Activity -> Take the records underneath and set them down exactly.

......

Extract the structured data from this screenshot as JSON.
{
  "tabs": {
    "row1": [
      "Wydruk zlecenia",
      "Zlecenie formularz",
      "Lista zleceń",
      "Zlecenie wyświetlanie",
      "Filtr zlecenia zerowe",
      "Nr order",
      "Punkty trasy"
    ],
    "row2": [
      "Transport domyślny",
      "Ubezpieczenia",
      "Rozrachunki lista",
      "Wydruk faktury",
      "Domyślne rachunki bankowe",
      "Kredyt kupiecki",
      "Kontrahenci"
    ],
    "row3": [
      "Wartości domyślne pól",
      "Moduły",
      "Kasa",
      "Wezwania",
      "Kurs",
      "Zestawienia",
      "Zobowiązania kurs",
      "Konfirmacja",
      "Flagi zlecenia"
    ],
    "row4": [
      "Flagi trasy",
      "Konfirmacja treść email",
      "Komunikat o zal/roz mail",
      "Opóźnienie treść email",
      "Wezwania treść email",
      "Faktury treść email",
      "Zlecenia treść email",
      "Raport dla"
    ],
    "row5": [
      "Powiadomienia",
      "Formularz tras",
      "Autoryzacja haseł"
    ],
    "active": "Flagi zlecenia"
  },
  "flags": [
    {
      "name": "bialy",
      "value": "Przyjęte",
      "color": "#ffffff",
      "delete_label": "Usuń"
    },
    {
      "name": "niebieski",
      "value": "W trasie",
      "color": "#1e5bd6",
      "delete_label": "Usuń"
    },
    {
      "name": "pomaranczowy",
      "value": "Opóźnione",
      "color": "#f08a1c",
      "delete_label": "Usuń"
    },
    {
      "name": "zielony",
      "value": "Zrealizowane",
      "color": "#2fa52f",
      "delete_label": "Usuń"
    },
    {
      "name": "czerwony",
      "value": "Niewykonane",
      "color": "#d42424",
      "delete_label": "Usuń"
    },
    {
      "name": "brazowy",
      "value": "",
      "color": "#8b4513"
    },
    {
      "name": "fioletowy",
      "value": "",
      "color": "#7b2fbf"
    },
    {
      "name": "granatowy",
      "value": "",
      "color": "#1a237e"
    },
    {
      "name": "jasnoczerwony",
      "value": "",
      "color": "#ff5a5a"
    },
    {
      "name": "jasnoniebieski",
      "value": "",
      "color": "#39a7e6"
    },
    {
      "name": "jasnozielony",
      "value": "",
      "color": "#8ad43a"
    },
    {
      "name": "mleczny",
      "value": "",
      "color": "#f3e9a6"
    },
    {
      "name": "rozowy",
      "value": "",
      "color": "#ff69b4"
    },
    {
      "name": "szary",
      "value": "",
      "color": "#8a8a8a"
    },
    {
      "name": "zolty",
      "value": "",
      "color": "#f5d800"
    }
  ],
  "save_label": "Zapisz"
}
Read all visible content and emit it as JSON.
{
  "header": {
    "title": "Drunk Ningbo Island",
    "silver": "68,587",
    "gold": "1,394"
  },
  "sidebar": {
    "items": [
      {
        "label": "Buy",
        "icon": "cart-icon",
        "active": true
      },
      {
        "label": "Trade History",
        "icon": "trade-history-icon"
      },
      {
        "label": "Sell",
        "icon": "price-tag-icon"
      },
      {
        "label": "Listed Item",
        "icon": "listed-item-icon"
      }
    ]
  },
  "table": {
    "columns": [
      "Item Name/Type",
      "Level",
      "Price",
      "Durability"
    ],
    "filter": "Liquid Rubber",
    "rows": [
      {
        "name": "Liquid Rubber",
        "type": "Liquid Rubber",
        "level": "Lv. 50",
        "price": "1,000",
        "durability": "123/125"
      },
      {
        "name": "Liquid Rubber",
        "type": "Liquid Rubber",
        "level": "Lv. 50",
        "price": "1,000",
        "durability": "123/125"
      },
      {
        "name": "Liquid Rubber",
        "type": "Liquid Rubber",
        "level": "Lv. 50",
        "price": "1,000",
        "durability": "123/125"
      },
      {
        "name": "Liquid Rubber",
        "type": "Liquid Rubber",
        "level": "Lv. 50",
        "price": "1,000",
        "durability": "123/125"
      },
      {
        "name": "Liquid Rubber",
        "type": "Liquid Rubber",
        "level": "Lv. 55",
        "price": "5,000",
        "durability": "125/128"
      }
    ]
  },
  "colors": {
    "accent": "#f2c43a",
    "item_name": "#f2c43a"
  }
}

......

Reply ->
Extract the structured data from this screenshot as JSON.
{
  "tabs": {
    "row1": [
      "Wydruk zlecenia",
      "Zlecenie formularz",
      "Lista zleceń",
      "Zlecenie wyświetlanie",
      "Filtr zlecenia zerowe",
      "Nr order",
      "Punkty trasy"
    ],
    "row2": [
      "Transport domyślny",
      "Ubezpieczenia",
      "Rozrachunki lista",
      "Wydruk faktury",
      "Domyślne rachunki bankowe",
      "Kredyt kupiecki",
      "Kontrahenci"
    ],
    "row3": [
      "Wartości domyślne pól",
      "Moduły",
      "Kasa",
      "Wezwania",
      "Kurs",
      "Zestawienia",
      "Zobowiązania kurs",
      "Konfirmacja",
      "Flagi zlecenia"
    ],
    "row4": [
      "Flagi trasy",
      "Konfirmacja treść email",
      "Komunikat o zal/roz mail",
      "Opóźnienie treść email",
      "Wezwania treść email",
      "Faktury treść email",
      "Zlecenia treść email",
      "Raport dla"
    ],
    "row5": [
      "Powiadomienia",
      "Formularz tras",
      "Autoryzacja haseł"
    ],
    "active": "Flagi zlecenia"
  },
  "flags": [
    {
      "name": "bialy",
      "value": "Przyjęte",
      "color": "#ffffff",
      "delete_label": "Usuń"
    },
    {
      "name": "niebieski",
      "value": "W trasie",
      "color": "#1e5bd6",
      "delete_label": "Usuń"
    },
    {
      "name": "pomaranczowy",
      "value": "Opóźnione",
      "color": "#f08a1c",
      "delete_label": "Usuń"
    },
    {
      "name": "zielony",
      "value": "Zrealizowane",
      "color": "#2fa52f",
      "delete_label": "Usuń"
    },
    {
      "name": "czerwony",
      "value": "Niewykonane",
      "color": "#d42424",
      "delete_label": "Usuń"
    },
    {
      "name": "brazowy",
      "value": "",
      "color": "#8b4513"
    },
    {
      "name": "fioletowy",
      "value": "",
      "color": "#7b2fbf"
    },
    {
      "name": "granatowy",
      "value": "",
      "color": "#1a237e"
    },
    {
      "name": "jasnoczerwony",
      "value": "",
      "color": "#ff5a5a"
    },
    {
      "name": "jasnoniebieski",
      "value": "",
      "color": "#39a7e6"
    },
    {
      "name": "jasnozielony",
      "value": "",
      "color": "#8ad43a"
    },
    {
      "name": "mleczny",
      "value": "",
      "color": "#f3e9a6"
    },
    {
      "name": "rozowy",
      "value": "",
      "color": "#ff69b4"
    },
    {
      "name": "szary",
      "value": "",
      "color": "#8a8a8a"
    },
    {
      "name": "zolty",
      "value": "",
      "color": "#f5d800"
    }
  ],
  "save_label": "Zapisz"
}
Read all visible content and emit it as JSON.
{
  "header": {
    "title": "Drunk Ningbo Island",
    "silver": "68,587",
    "gold": "1,394"
  },
  "sidebar": {
    "items": [
      {
        "label": "Buy",
        "icon": "cart-icon",
        "active": true
      },
      {
        "label": "Trade History",
        "icon": "trade-history-icon"
      },
      {
        "label": "Sell",
        "icon": "price-tag-icon"
      },
      {
        "label": "Listed Item",
        "icon": "listed-item-icon"
      }
    ]
  },
  "table": {
    "columns": [
      "Item Name/Type",
      "Level",
      "Price",
      "Durability"
    ],
    "filter": "Liquid Rubber",
    "rows": [
      {
        "name": "Liquid Rubber",
        "type": "Liquid Rubber",
        "level": "Lv. 50",
        "price": "1,000",
        "durability": "123/125"
      },
      {
        "name": "Liquid Rubber",
        "type": "Liquid Rubber",
        "level": "Lv. 50",
        "price": "1,000",
        "durability": "123/125"
      },
      {
        "name": "Liquid Rubber",
        "type": "Liquid Rubber",
        "level": "Lv. 50",
        "price": "1,000",
        "durability": "123/125"
      },
      {
        "name": "Liquid Rubber",
        "type": "Liquid Rubber",
        "level": "Lv. 50",
        "price": "1,000",
        "durability": "123/125"
      },
      {
        "name": "Liquid Rubber",
        "type": "Liquid Rubber",
        "level": "Lv. 55",
        "price": "5,000",
        "durability": "125/128"
      }
    ]
  },
  "colors": {
    "accent": "#f2c43a",
    "item_name": "#f2c43a"
  }
}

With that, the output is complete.